While the program encourages new ways of thinking, looking, and making, it also develops the traditional learning skills of a liberal education. A core curriculum covers film and media theory, history, and both fiction and non-fiction filmmaking, including training in both 16mm and digital cinematography. Elective classes are offered in screenwriting and advanced topics in production, history, and theory. Additionally, affiliated faculty from all over the university coordinate their course offerings in film and media-related topics to create an intellectual and creative environment that uses cinema to bridge the arts, humanities, and social sciences.
The Honors Program offers exceptional students the opportunity to undertake a high-level independent research and/or creative project during the senior year. A CMA honors thesis may be creative, critical, or a combination of both. Projects must be rigorous, in-depth, and demonstrate a student’s ability to sustain an argument, an aesthetic principle, or narrative arc in a substantial form. Students will consult with their honors thesis advisor while designing their individual projects in media production and/or studies.

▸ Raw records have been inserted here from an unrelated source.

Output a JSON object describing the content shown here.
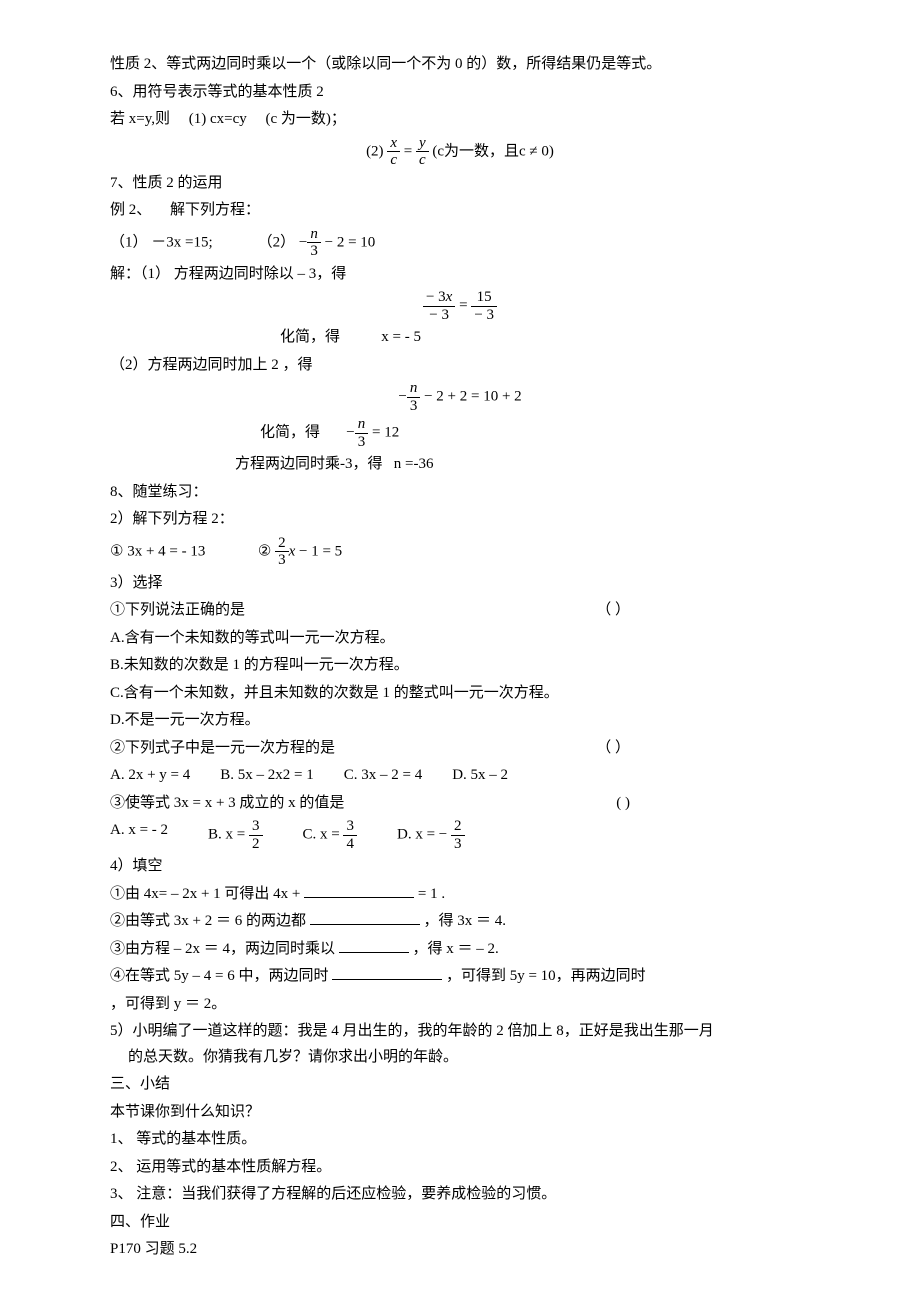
{
  "intro": {
    "prop2": "性质 2、等式两边同时乘以一个（或除以同一个不为 0 的）数，所得结果仍是等式。"
  },
  "s6": {
    "title": "6、用符号表示等式的基本性质 2",
    "line1_a": "若 x=y,则",
    "line1_b": "(1) cx=cy",
    "line1_c": "(c 为一数)；",
    "eq_prefix": "(2)",
    "eq_tail": "(c为一数，且c ≠ 0)"
  },
  "s7": {
    "title": "7、性质 2 的运用",
    "ex_label": "例 2、",
    "ex_text": "解下列方程：",
    "eq1_label": "（1）",
    "eq1": "－3x =15;",
    "eq2_label": "（2）",
    "sol_label": "解：（1）",
    "sol1_text": "方程两边同时除以 – 3，得",
    "simplify_label": "化简，得",
    "sol1_result": "x = - 5",
    "sol2_label": "（2）方程两边同时加上 2 ，得",
    "sol2_step2_pre": "方程两边同时乘-3，得",
    "sol2_result": "n =-36"
  },
  "s8": {
    "title": "8、随堂练习：",
    "p2_title": "2）解下列方程 2：",
    "p2_a_label": "①",
    "p2_a": "3x + 4 = - 13",
    "p2_b_label": "②",
    "p3_title": "3）选择",
    "q1": "①下列说法正确的是",
    "paren": "（           ）",
    "q1_A": "A.含有一个未知数的等式叫一元一次方程。",
    "q1_B": "B.未知数的次数是 1 的方程叫一元一次方程。",
    "q1_C": "C.含有一个未知数，并且未知数的次数是 1 的整式叫一元一次方程。",
    "q1_D": "D.不是一元一次方程。",
    "q2": "②下列式子中是一元一次方程的是",
    "q2_A": "A. 2x + y = 4",
    "q2_B": "B.    5x – 2x2 = 1",
    "q2_C": "C. 3x – 2 = 4",
    "q2_D": "D.    5x – 2",
    "q3": "③使等式 3x = x + 3 成立的 x 的值是",
    "paren2": "(               )",
    "q3_A": "A. x = - 2",
    "q3_B_pre": "B. x =",
    "q3_C_pre": "C. x =",
    "q3_D_pre": "D. x =",
    "p4_title": "4）填空",
    "f1_a": "①由 4x= – 2x + 1 可得出 4x +",
    "f1_b": "= 1 .",
    "f2_a": "②由等式 3x + 2 ＝ 6 的两边都",
    "f2_b": "，得 3x ＝ 4.",
    "f3_a": "③由方程  – 2x ＝ 4，两边同时乘以",
    "f3_b": "，得 x ＝ – 2.",
    "f4_a": "④在等式 5y – 4 = 6 中，两边同时",
    "f4_b": "，可得到 5y = 10，再两边同时",
    "f4_c": "，可得到 y ＝ 2。",
    "p5": "5）小明编了一道这样的题：我是 4 月出生的，我的年龄的 2 倍加上 8，正好是我出生那一月的总天数。你猜我有几岁？请你求出小明的年龄。"
  },
  "s_summary": {
    "title": "三、小结",
    "q": "本节课你到什么知识？",
    "i1": "1、  等式的基本性质。",
    "i2": "2、  运用等式的基本性质解方程。",
    "i3": "3、  注意：当我们获得了方程解的后还应检验，要养成检验的习惯。"
  },
  "s_hw": {
    "title": "四、作业",
    "content": "P170       习题 5.2"
  }
}
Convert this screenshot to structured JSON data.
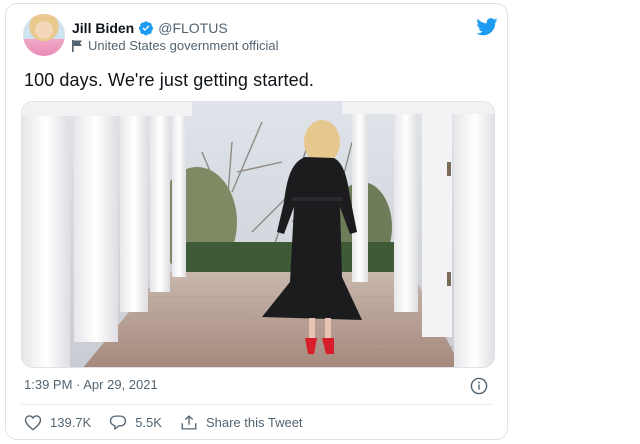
{
  "tweet": {
    "author_name": "Jill Biden",
    "handle": "@FLOTUS",
    "account_label": "United States government official",
    "text": "100 days. We're just getting started.",
    "timestamp": "1:39 PM · Apr 29, 2021",
    "likes": "139.7K",
    "replies": "5.5K",
    "share_label": "Share this Tweet"
  },
  "icons": {
    "verified": "verified-badge-icon",
    "label": "flag-icon",
    "brand": "twitter-bird-icon",
    "info": "info-icon",
    "like": "heart-icon",
    "reply": "speech-bubble-icon",
    "share": "share-icon"
  },
  "colors": {
    "brand": "#1d9bf0",
    "secondary_text": "#536471",
    "border": "#dfe3e7"
  }
}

Keeping in mind that every project will have its own parameters and justifications, in general, we offer the following guidelines: critical theses should be between 50-70 pages; screenplays should be feature-length; film and video work should be either of a substantial length (at least 30- 50 minutes) or comprised of a suite of thematically-related shorter works. Students may devise a project that combines creative and critical modes of writing and filming, as well. Other formats are welcome and should be discussed with the advisor before submitting the application. All final theses must be accompanied by a ten-page minimum written statement that situates the work within the context of extant scholarship, film & media theory, history, and aesthetics (as is appropriate to each project) and describes the project’s ambitions.
CMA students undertake individual research projects in the capstone senior seminar. Recent projects include: web-based comedy series, senior thesis on representations of the law and legal theory, senior thesis on disability studies and film, 16mm short film on Nashville’s Mexican immigrant community.
Recent courses in Cinema & Media Arts and related disciplines include: Creating the Web Series, New Media: New Identities, The Social Issue Documentary, Cinema and Islam, Unframed: Toward an Aesthetic of Contemporary Media Art and Culture, Film & Media Theory, History of World Cinema, Amateur Media and the Art of Impertinence, Writing for Stage and Screen, Cinema in Dark Times: The Twentieth Century of Billy Wilder and Roman Polanski, History of Postwar Japanese Science Fiction, Documentary Production Workshop, The Cinematic Essay, 16mm Filmmaking, Digital Cinematography, Fiction Film Production: The Horror Film and Film Noir.
Recent CMA majors have found jobs in the entertainment industry in Los Angeles and New York. Others are pursuing advanced degrees in law, film and media studies, film production, and composing film soundtracks.
Professor Jennifer Fay
Director, Cinema & Media Arts
132 Buttrick Hall